Colorful life of Samuel Blodget recalled at Millyard Museum
He's remembered as a prolific role model — a merchant, lumberman, textile manufacturer, potash producer and inventor whose account of the French and Indian War's Battle of Lake George is immortalized into a detailed engraving.
Learn more about the colorful life of local hero Samuel Blodget in an 11 a.m. program Saturday, June 29, at the Millyard Museum, 200 Bedford St., Manchester.
Aurore Eaton, executive director of the Manchester Historic Association, will present an illustrated lecture titled “Samuel Blodget — Manchester's Pioneer of Industry.”
Blodget is known for a detailed engraving that is considered one of the most important American historical illustrations. While selling goods to British and colonial soldiers in 1755 during the French and Indian War he was eye-witness to the famous Battle of Lake George.
Blodget also was an inventor and tireless promoter of the potential for water-powered industry in New England. He built a transportation canal along the east bank of the Merrimack River at Amoskeag Falls so that flat-bottomed cargo boats could bypass the rapids. He started work on the canal when he was 70 years old, and the endeavor cost him 13 years of his life as well as his personal fortune. The canal was completed in 1807, a few months before his death.

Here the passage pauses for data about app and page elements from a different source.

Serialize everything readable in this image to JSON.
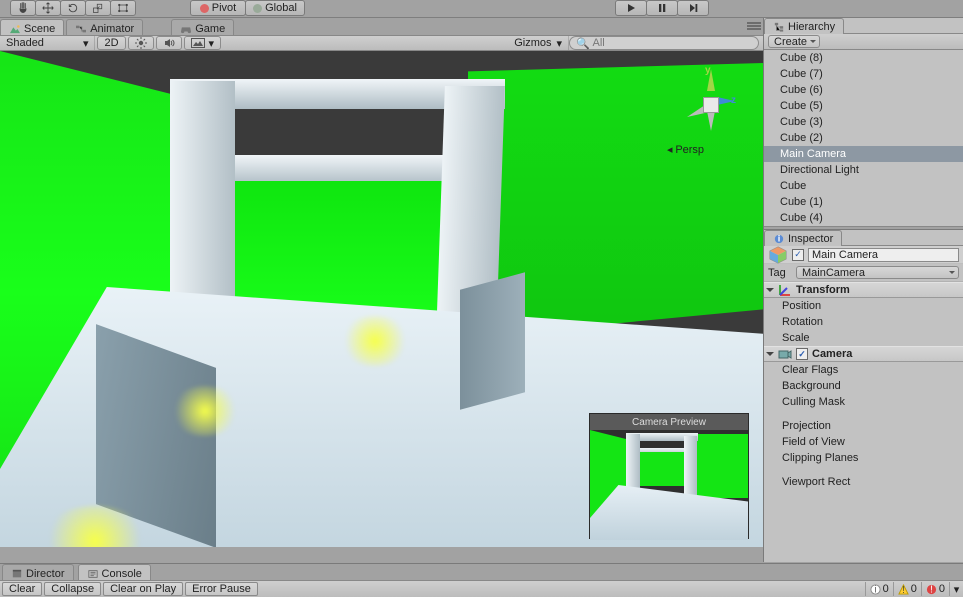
{
  "toolbar": {
    "pivot": "Pivot",
    "global": "Global"
  },
  "tabs": {
    "scene": "Scene",
    "animator": "Animator",
    "game": "Game",
    "director": "Director",
    "console": "Console",
    "hierarchy": "Hierarchy",
    "inspector": "Inspector"
  },
  "scene_toolbar": {
    "shading": "Shaded",
    "mode2d": "2D",
    "gizmos": "Gizmos",
    "search_placeholder": "All"
  },
  "gizmo": {
    "y": "y",
    "z": "z",
    "persp_label": "Persp"
  },
  "camera_preview_label": "Camera Preview",
  "hierarchy": {
    "create": "Create",
    "items": [
      "Cube (8)",
      "Cube (7)",
      "Cube (6)",
      "Cube (5)",
      "Cube (3)",
      "Cube (2)",
      "Main Camera",
      "Directional Light",
      "Cube",
      "Cube (1)",
      "Cube (4)"
    ],
    "selected_index": 6
  },
  "inspector": {
    "name": "Main Camera",
    "enabled": true,
    "tag_label": "Tag",
    "tag_value": "MainCamera",
    "transform": {
      "title": "Transform",
      "props": [
        "Position",
        "Rotation",
        "Scale"
      ]
    },
    "camera": {
      "title": "Camera",
      "props": [
        "Clear Flags",
        "Background",
        "Culling Mask",
        "",
        "Projection",
        "Field of View",
        "Clipping Planes",
        "",
        "Viewport Rect"
      ]
    }
  },
  "console": {
    "clear": "Clear",
    "collapse": "Collapse",
    "clear_on_play": "Clear on Play",
    "error_pause": "Error Pause",
    "info_count": "0",
    "warn_count": "0",
    "error_count": "0"
  }
}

In 1810 the town of Derryfield changed its name to Manchester to honor Blodget's vision that the area around Amoskeag Falls someday would become a center of manufacturing to emulate Manchester, England. That day would come, but not until several decades later.

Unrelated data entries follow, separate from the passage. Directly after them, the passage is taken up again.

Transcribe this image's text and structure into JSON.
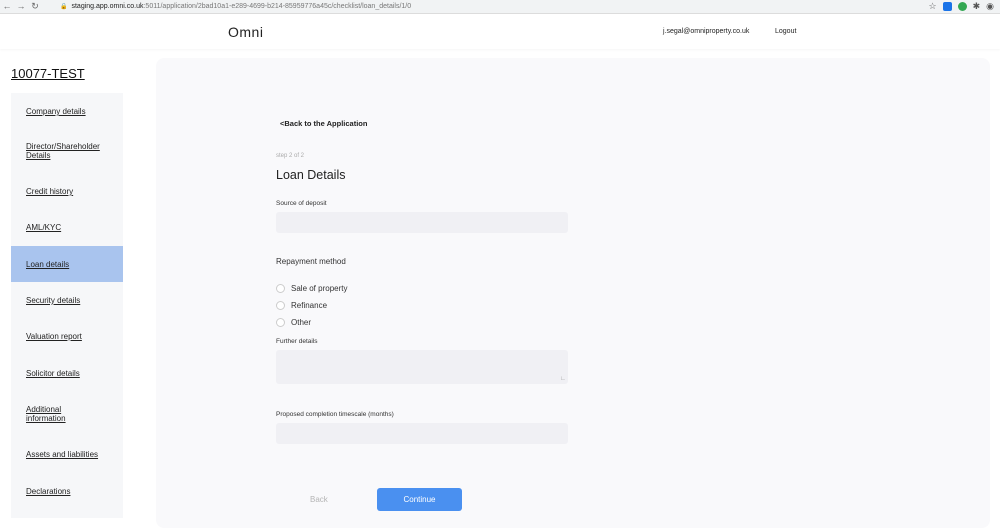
{
  "browser": {
    "url_host": "staging.app.omni.co.uk",
    "url_path": ":5011/application/2bad10a1-e289-4699-b214-85959776a45c/checklist/loan_details/1/0",
    "ext_colors": [
      "#1a73e8",
      "#34a853",
      "#555555"
    ]
  },
  "header": {
    "logo": "Omni",
    "user_email": "j.segal@omniproperty.co.uk",
    "logout": "Logout"
  },
  "application_id": "10077-TEST",
  "sidebar": {
    "items": [
      {
        "label": "Company details"
      },
      {
        "label": "Director/Shareholder Details"
      },
      {
        "label": "Credit history"
      },
      {
        "label": "AML/KYC"
      },
      {
        "label": "Loan details",
        "active": true
      },
      {
        "label": "Security details"
      },
      {
        "label": "Valuation report"
      },
      {
        "label": "Solicitor details"
      },
      {
        "label": "Additional information"
      },
      {
        "label": "Assets and liabilities"
      },
      {
        "label": "Declarations"
      }
    ]
  },
  "form": {
    "back_link": "<Back to the Application",
    "step": "step 2 of 2",
    "title": "Loan Details",
    "source_of_deposit": {
      "label": "Source of deposit",
      "value": ""
    },
    "repayment_method": {
      "heading": "Repayment method",
      "options": [
        "Sale of property",
        "Refinance",
        "Other"
      ]
    },
    "further_details": {
      "label": "Further details",
      "value": ""
    },
    "completion_timescale": {
      "label": "Proposed completion timescale (months)",
      "value": ""
    },
    "back_button": "Back",
    "continue_button": "Continue"
  },
  "colors": {
    "accent": "#4a90f0",
    "active_nav": "#a9c4ee"
  }
}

The program is included with museum admission, which ranges from $4 to $8; free for children younger than 12. Saturday, June 29, is AARP Day, with members receiving a $3 discount. The Millyard Museum also is a Blue Star Museum, offering free admission to active duty military and their families.

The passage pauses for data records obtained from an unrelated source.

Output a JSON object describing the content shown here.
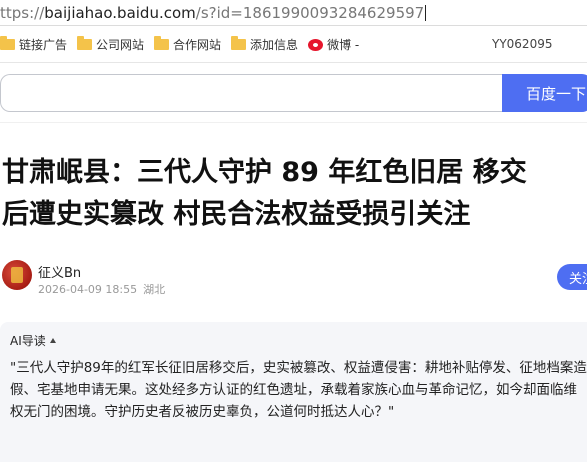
{
  "browser": {
    "url_prefix": "ttps://",
    "url_domain": "baijiahao.baidu.com",
    "url_path": "/s?id=1861990093284629597"
  },
  "bookmarks": {
    "items": [
      {
        "label": "链接广告",
        "icon": "folder-icon"
      },
      {
        "label": "公司网站",
        "icon": "folder-icon"
      },
      {
        "label": "合作网站",
        "icon": "folder-icon"
      },
      {
        "label": "添加信息",
        "icon": "folder-icon"
      },
      {
        "label": "微博 -",
        "icon": "weibo-icon"
      }
    ],
    "right_label": "YY062095"
  },
  "search": {
    "value": "",
    "button_label": "百度一下"
  },
  "article": {
    "title_line1": "甘肃岷县：三代人守护 89 年红色旧居 移交",
    "title_line2": "后遭史实篡改 村民合法权益受损引关注",
    "author": "征义Bn",
    "date": "2026-04-09 18:55",
    "location": "湖北",
    "follow_label": "关注"
  },
  "ai_summary": {
    "header": "AI导读",
    "text": "\"三代人守护89年的红军长征旧居移交后，史实被篡改、权益遭侵害：耕地补贴停发、征地档案造假、宅基地申请无果。这处经多方认证的红色遗址，承载着家族心血与革命记忆，如今却面临维权无门的困境。守护历史者反被历史辜负，公道何时抵达人心？\""
  },
  "colors": {
    "accent": "#4e6ef2",
    "folder": "#f4c34a",
    "weibo": "#e6162d",
    "summary_bg": "#f5f6f9"
  }
}
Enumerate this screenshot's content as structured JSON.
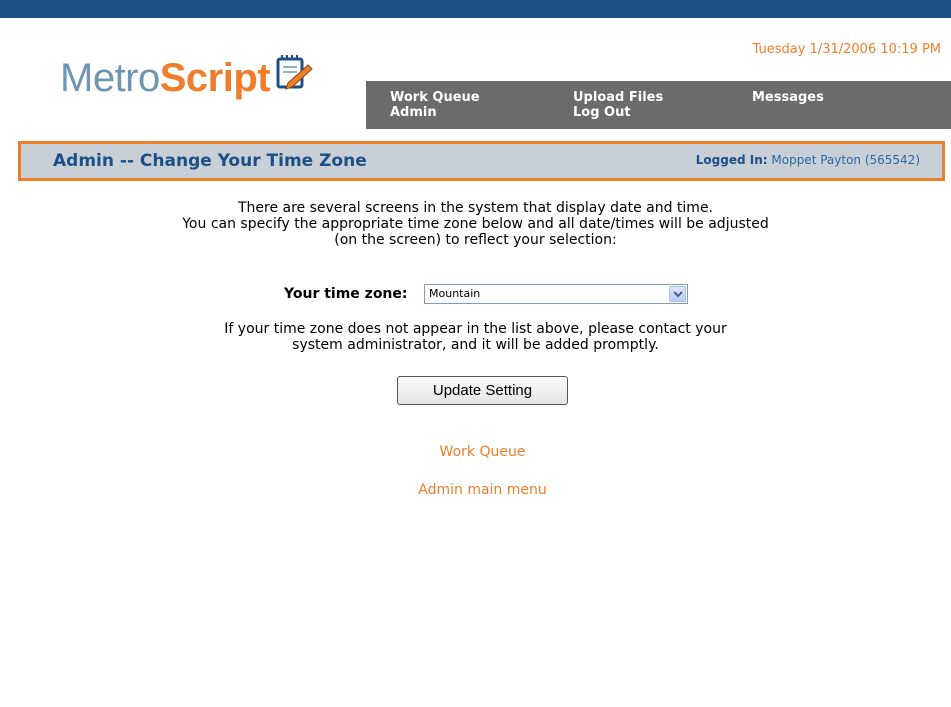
{
  "header": {
    "logo": {
      "part1": "Metro",
      "part2": "Script",
      "icon": "notepad-pencil-icon"
    },
    "datetime": "Tuesday 1/31/2006 10:19 PM",
    "nav": {
      "work_queue": "Work Queue",
      "admin": "Admin",
      "upload_files": "Upload Files",
      "log_out": "Log Out",
      "messages": "Messages"
    }
  },
  "titlebar": {
    "title": "Admin -- Change Your Time Zone",
    "logged_in_label": "Logged In:",
    "logged_in_user": "Moppet Payton (565542)"
  },
  "main": {
    "intro_lines": [
      "There are several screens in the system that display date and time.",
      "You can specify the appropriate time zone below and all date/times will be adjusted",
      "(on the screen) to reflect your selection:"
    ],
    "timezone_label": "Your time zone:",
    "timezone_value": "Mountain",
    "note_lines": [
      "If your time zone does not appear in the list above, please contact your",
      "system administrator, and it will be added promptly."
    ],
    "update_button": "Update Setting",
    "links": {
      "work_queue": "Work Queue",
      "admin_menu": "Admin main menu"
    }
  },
  "colors": {
    "brand_blue": "#1d4f87",
    "brand_orange": "#f07d2a",
    "nav_gray": "#6b6b6b",
    "title_bg": "#c9cfd6"
  }
}
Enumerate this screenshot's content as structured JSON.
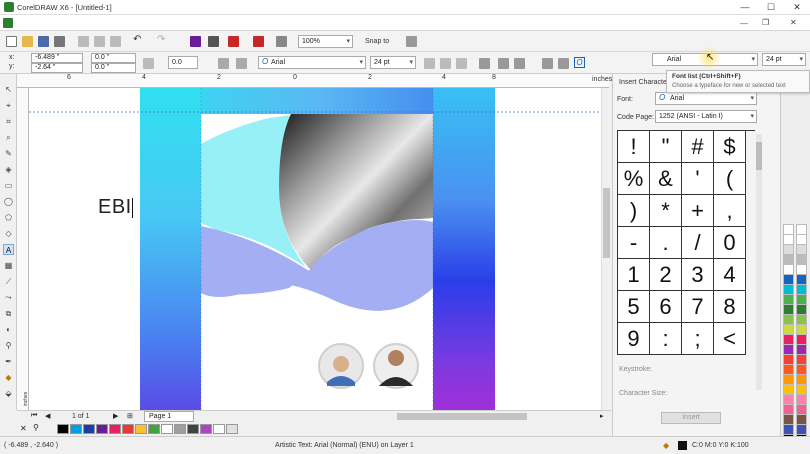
{
  "titlebar": {
    "title": "CorelDRAW X6 - [Untitled-1]",
    "min": "—",
    "max": "☐",
    "close": "✕"
  },
  "toolbar": {
    "zoom": "100%",
    "snap_to": "Snap to"
  },
  "propertybar": {
    "x": "-6.489 \"",
    "y": "-2.64 \"",
    "w": "0.0 \"",
    "h": "0.0 \"",
    "angle": "0.0",
    "font": "Arial",
    "size": "24 pt",
    "font_right": "Arial",
    "size_right": "24 pt"
  },
  "tooltip": {
    "title": "Font list (Ctrl+Shift+F)",
    "desc": "Choose a typeface for new or selected text"
  },
  "ruler": {
    "unit": "inches",
    "ticks": [
      "6",
      "4",
      "2",
      "0",
      "2",
      "4",
      "6",
      "8"
    ],
    "v_label": "inches"
  },
  "canvas": {
    "text": "EBI"
  },
  "docker": {
    "title": "Insert Character",
    "font_label": "Font:",
    "font_value": "Arial",
    "codepage_label": "Code Page:",
    "codepage_value": "1252  (ANSI - Latin I)",
    "chars": [
      "!",
      "\"",
      "#",
      "$",
      "%",
      "&",
      "'",
      "(",
      ")",
      "*",
      "+",
      ",",
      "-",
      ".",
      "/",
      "0",
      "1",
      "2",
      "3",
      "4",
      "5",
      "6",
      "7",
      "8",
      "9",
      ":",
      ";",
      "<"
    ],
    "keystroke_label": "Keystroke:",
    "keystroke_value": "U+0021",
    "charsize_label": "Character Size:",
    "insert_label": "Insert"
  },
  "pagenav": {
    "count": "1 of 1",
    "page": "Page 1"
  },
  "status": {
    "coords": "( -6.489 , -2.640 )",
    "info": "Artistic Text: Arial (Normal) (ENU) on Layer 1",
    "color": "C:0 M:0 Y:0 K:100"
  },
  "palette_colors": [
    "#000000",
    "#00a0e0",
    "#1e3ca8",
    "#6a1b9a",
    "#e91e63",
    "#e53935",
    "#fbc02d",
    "#43a047",
    "#ffffff",
    "#9e9e9e",
    "#424242",
    "#ab47bc",
    "#ffffff",
    "#e0e0e0"
  ],
  "right_palette_colors": [
    "#ffffff",
    "#ffffff",
    "#dddddd",
    "#bbbbbb",
    "#ffffff",
    "#1565c0",
    "#00bcd4",
    "#4caf50",
    "#2e7d32",
    "#8bc34a",
    "#cddc39",
    "#e91e63",
    "#9c27b0",
    "#f44336",
    "#ff5722",
    "#ff9800",
    "#ffc107",
    "#ff80ab",
    "#f06292",
    "#795548",
    "#3f51b5",
    "#000000"
  ]
}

To register for Saturday's program, call 622-7531 or send E-mail to email@example.com. Log onto manchesterhistoric.org for more details.